* Excerpts from an interface dataset
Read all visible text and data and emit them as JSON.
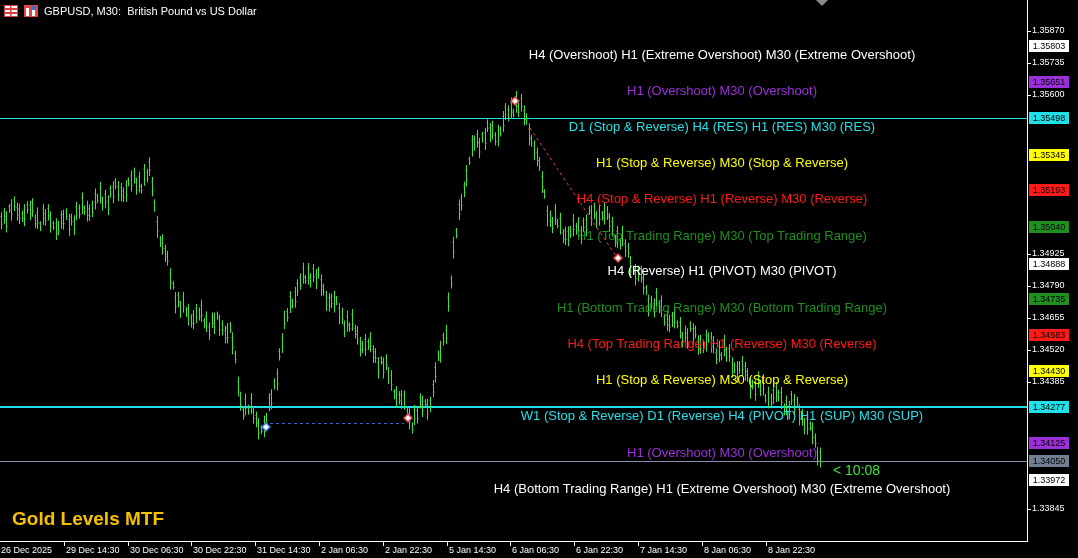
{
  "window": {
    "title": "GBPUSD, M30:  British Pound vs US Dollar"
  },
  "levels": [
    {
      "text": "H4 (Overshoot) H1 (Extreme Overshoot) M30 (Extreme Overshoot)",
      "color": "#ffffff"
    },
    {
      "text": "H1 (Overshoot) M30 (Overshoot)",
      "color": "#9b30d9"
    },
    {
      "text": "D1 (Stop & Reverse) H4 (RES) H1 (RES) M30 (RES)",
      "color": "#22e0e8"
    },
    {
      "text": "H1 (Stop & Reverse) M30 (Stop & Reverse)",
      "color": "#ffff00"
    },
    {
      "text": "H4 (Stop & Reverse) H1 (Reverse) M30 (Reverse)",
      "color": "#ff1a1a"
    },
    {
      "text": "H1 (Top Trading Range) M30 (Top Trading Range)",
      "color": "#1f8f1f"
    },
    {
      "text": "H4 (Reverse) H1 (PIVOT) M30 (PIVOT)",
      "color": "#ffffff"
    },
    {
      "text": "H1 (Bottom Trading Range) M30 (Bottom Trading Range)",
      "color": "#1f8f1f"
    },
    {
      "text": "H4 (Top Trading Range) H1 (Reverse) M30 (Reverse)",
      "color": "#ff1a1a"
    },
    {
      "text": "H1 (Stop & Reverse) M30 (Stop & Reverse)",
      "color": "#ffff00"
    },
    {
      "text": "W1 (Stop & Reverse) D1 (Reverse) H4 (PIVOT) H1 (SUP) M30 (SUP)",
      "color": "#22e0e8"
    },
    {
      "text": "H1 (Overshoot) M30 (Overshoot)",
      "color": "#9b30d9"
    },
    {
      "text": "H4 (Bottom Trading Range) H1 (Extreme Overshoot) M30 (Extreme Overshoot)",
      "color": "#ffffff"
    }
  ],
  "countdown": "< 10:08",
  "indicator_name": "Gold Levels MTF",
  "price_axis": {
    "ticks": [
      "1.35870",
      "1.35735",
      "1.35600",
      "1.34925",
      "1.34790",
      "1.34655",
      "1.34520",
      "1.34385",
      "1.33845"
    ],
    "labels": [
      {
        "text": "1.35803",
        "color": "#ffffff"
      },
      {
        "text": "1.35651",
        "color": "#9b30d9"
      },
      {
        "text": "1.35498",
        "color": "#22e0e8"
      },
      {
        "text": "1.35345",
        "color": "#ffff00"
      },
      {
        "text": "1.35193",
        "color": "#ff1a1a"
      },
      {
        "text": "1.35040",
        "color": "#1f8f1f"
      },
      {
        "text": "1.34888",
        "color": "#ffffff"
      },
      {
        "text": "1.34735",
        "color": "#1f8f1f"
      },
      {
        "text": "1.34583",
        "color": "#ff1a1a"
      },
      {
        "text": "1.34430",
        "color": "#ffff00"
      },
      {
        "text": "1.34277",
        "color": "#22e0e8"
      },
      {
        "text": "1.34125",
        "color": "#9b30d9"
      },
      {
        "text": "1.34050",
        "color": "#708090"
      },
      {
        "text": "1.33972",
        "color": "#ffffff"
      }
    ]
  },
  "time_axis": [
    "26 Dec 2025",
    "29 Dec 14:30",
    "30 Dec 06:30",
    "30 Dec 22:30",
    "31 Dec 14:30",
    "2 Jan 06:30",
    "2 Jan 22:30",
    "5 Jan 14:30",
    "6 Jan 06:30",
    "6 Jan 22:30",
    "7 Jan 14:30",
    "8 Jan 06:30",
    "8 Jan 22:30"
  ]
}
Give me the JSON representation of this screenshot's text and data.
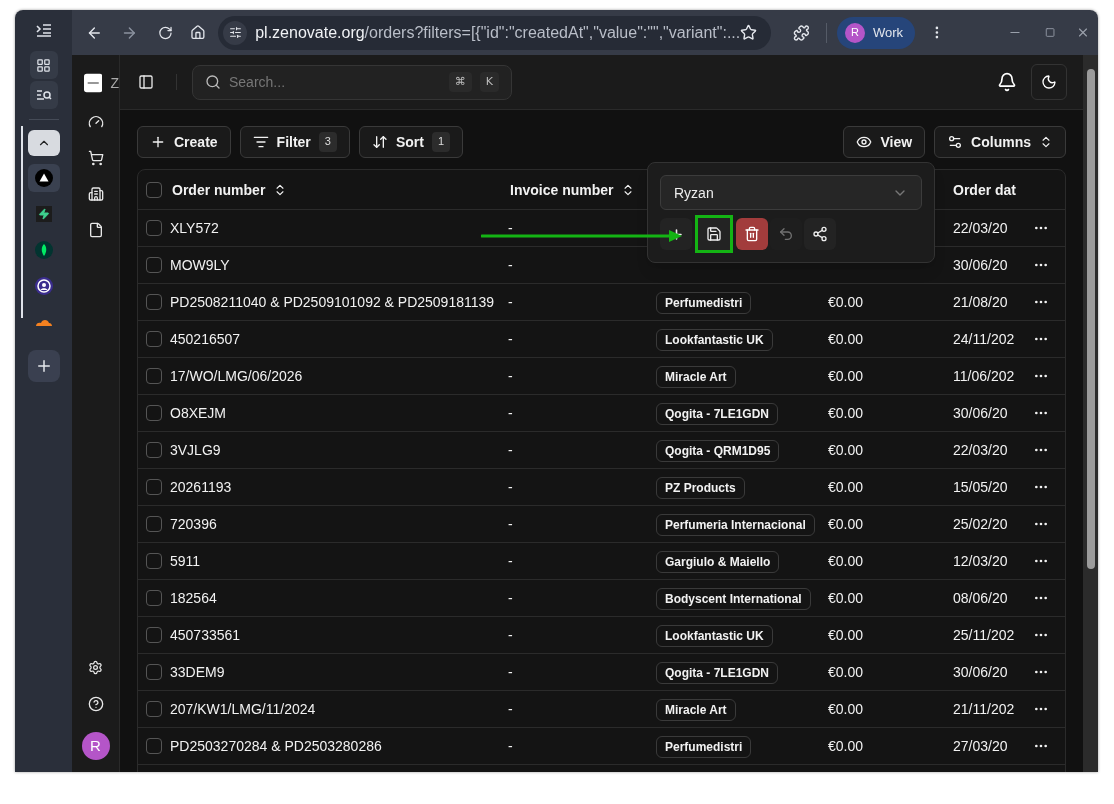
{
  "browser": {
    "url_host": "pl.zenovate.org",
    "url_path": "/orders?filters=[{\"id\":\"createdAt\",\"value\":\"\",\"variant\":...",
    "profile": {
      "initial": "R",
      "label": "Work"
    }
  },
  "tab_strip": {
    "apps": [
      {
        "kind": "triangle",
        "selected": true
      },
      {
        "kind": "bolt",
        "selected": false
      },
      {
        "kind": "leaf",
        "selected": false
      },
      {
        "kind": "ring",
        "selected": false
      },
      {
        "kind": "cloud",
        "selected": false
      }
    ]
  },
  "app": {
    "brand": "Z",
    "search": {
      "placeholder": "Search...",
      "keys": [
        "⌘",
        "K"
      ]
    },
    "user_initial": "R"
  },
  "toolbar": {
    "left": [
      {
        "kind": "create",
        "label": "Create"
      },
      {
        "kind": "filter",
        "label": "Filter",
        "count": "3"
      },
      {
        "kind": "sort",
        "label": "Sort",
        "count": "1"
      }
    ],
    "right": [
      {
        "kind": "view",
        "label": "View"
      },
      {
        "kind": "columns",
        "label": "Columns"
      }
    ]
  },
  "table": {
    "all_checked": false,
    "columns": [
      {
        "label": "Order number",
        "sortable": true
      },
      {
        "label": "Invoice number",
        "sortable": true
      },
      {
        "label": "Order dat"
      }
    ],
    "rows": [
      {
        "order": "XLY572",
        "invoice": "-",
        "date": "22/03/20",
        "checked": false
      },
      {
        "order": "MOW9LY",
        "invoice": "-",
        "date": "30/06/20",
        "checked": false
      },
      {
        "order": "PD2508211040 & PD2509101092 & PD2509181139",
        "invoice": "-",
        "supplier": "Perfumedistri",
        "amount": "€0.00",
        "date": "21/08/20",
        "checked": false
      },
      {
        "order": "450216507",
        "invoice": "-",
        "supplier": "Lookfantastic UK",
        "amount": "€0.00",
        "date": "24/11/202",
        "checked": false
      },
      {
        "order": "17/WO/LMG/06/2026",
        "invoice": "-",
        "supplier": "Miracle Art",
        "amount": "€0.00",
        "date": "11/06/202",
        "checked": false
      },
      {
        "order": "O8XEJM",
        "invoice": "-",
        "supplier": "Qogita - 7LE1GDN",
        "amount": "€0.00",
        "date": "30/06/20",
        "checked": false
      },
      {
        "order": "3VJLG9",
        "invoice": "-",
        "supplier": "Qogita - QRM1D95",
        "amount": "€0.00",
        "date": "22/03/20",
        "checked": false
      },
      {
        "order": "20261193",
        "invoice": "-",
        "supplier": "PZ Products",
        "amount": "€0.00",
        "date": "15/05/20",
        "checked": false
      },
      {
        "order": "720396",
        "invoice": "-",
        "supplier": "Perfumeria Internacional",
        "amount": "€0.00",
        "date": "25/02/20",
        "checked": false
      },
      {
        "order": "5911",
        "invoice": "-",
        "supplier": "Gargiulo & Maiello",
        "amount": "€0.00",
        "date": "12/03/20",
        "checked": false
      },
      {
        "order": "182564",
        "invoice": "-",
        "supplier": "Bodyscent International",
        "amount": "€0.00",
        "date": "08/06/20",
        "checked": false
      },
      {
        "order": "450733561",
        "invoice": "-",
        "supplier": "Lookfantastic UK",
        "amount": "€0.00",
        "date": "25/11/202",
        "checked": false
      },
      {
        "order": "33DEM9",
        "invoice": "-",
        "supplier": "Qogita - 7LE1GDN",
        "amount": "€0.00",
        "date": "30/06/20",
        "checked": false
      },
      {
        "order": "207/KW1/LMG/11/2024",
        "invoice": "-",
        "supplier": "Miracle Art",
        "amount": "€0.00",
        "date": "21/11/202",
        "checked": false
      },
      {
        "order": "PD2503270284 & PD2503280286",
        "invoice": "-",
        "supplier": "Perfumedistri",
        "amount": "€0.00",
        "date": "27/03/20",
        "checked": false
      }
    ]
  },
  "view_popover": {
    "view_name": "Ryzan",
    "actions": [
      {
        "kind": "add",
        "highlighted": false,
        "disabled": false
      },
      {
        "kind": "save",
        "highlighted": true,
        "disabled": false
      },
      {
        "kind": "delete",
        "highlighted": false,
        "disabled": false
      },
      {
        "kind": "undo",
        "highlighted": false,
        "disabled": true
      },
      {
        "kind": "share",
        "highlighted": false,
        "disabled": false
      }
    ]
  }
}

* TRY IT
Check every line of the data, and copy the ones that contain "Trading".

* ANSWER TO THIS EXERCISE
      "text": "H1 (Top Trading Range) M30 (Top Trading Range)",
      "text": "H1 (Bottom Trading Range) M30 (Bottom Trading Range)",
      "text": "H4 (Top Trading Range) H1 (Reverse) M30 (Reverse)",
      "text": "H4 (Bottom Trading Range) H1 (Extreme Overshoot) M30 (Extreme Overshoot)",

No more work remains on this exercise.